As if sales growth for DTVs and flat-panel displays hasn’t been impressive enough, several factors are now combining to make this accelerate. According to a recent market report by iSuppli, DTV shipments will more than triple over the next three years, for a number of reasons. Consumer preferences for flat-panel TVs are increasing, as image quality for digital content is significantly improved and LCD panel prices continue to decline. In addition, consumer awareness of the DTV transition, up until now rather poor, should see a dramatic upswing.
On the other hand, reports from the National Retail Federation and TNS Retail Forward offer a different picture for the Holiday selling season. These reports see a weak housing market, credit crunch and a focus on low-to-middle income consumers as producing the smallest gain in spending in five years. This view is in-line with the thinking at Circuit City, but the downside looks even bleaker if the US economy does not stabilize.
Supporting a rosier outcome, an upcoming media blitz will increased public awareness of DTV, which should cause a spike in the purchase of sets this year and next, as more consumers learn of the DTV transition, and as many consumers feel the need to upgrade their sets. In addition, as analog broadcast end in 2009, consumer will need some sort of TV upgrade, be it a converter or a new TV. If broadcasters make enough of a pitch for free, over-the-air HDTV, it should result in new DTV buyers that had been postponing the decision until now.
Several factors should soon increase this consumer awareness. The National Association of Broadcasters (NAB) started its digital-TV-education public-service-announcement (PSA) campaign last week, releasing several of the PSAs to TV stations nationwide. NAB estimates that 60% of TV viewers with analog sets do not have any idea that, unless they have a converter box, their TVs won’t work after the 2009 switch. And among the balance that have heard of the upcoming change, most are somewhat misinformed. The broadcaster group is hoping that this campaign will change that.
On the government side, the Department of Commerce’s National Telecommunications Information Administration (NTIA) will hold a Digital Television Transition Public Meeting and Expo this week. "This meeting is one example of leaders in government, industry and advocacy groups working together to educate consumers on the transition to digital TV," said NTIA Chief Administrator John Kneuer. Also this week, the FCC will hold a Digital Television Consumer Education Workshop, providing an opportunity for interested parties to jointly discuss the upcoming transition and to develop coordinated consumer education activities.
Both broadcasting and cable groups will advise accessing several Internet sources for information, which describe options to continue receiving free, over-the-air broadcasting:
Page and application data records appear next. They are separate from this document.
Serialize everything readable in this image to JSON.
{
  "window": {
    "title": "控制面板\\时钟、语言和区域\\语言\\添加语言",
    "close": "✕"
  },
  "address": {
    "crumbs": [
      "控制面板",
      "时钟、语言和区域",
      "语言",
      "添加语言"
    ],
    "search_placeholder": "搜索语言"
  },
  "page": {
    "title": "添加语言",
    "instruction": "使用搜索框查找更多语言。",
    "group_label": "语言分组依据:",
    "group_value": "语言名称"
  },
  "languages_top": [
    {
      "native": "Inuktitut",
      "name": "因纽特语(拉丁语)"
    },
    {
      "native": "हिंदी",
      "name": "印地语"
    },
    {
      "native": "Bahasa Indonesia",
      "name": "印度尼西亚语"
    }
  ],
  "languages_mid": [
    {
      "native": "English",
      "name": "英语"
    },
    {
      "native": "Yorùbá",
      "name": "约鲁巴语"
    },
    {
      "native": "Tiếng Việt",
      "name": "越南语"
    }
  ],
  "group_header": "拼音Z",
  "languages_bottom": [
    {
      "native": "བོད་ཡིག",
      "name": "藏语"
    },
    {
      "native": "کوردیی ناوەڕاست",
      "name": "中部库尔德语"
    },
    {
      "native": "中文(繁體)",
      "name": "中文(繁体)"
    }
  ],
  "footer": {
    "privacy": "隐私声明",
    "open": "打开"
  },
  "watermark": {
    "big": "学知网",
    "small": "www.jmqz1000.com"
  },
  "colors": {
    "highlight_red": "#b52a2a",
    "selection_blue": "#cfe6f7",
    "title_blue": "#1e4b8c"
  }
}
- Purchase a DTV converter box that will convert the digital signal into analog for an existing television set;
- Purchase a new television set with a built-in digital tuner; or
- Subscribe to cable, satellite or a telephone company television service provider.
By some estimates, about 20M homes will be "negatively affected" by the digital transition, and an even larger number of TVs could be affected, because of multiple sets in each home. These sets will require an upgrade to avoid being mothballed (or converted to another use, such as games or DVDs-only). While one can argue that pay services are more likely in a higher-affluence home, one can also argue that the number of sets per household is related to income.
With about 49% of U.S. households having a yearly income of more than $50,000, there could easily be at least 10M affected sets in the more affluent households. Add to that the total number of affected sets in all 110M households, and the number could be large, indeed. Certainly, some of these TV viewers will opt for converters, but isn’t it compelling to consider that many might go for a new DTV?